What is required: Return all the lines below, exactly as they read.

::: Dataset content :::

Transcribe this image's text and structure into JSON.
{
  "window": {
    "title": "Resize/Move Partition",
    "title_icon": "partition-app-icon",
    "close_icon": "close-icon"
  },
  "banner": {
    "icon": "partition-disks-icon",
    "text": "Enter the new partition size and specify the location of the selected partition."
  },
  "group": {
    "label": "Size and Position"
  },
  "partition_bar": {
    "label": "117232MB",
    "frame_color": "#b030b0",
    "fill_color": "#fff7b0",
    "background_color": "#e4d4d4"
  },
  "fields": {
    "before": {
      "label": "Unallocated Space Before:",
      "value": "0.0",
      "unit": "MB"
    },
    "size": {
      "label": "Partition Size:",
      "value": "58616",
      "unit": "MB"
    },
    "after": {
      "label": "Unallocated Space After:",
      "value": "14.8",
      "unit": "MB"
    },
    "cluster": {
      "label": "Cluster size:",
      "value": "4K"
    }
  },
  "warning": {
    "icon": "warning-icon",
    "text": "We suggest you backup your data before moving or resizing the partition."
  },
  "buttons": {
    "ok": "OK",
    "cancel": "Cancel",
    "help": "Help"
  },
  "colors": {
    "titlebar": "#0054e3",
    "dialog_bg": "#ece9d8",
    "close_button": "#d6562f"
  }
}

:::

Solution to the problem:
Transcribe this image's text and structure into JSON.
{
  "window": {
    "title": "Resize/Move Partition",
    "title_icon": "partition-app-icon",
    "close_icon": "close-icon"
  },
  "banner": {
    "icon": "partition-disks-icon",
    "text": "Enter the new partition size and specify the location of the selected partition."
  },
  "group": {
    "label": "Size and Position"
  },
  "partition_bar": {
    "label": "117232MB",
    "frame_color": "#b030b0",
    "fill_color": "#fff7b0",
    "background_color": "#e4d4d4"
  },
  "fields": {
    "before": {
      "label": "Unallocated Space Before:",
      "value": "0.0",
      "unit": "MB"
    },
    "size": {
      "label": "Partition Size:",
      "value": "58616",
      "unit": "MB"
    },
    "after": {
      "label": "Unallocated Space After:",
      "value": "14.8",
      "unit": "MB"
    },
    "cluster": {
      "label": "Cluster size:",
      "value": "4K"
    }
  },
  "warning": {
    "icon": "warning-icon",
    "text": "We suggest you backup your data before moving or resizing the partition."
  },
  "buttons": {
    "ok": "OK",
    "cancel": "Cancel",
    "help": "Help"
  },
  "colors": {
    "titlebar": "#0054e3",
    "dialog_bg": "#ece9d8",
    "close_button": "#d6562f"
  }
}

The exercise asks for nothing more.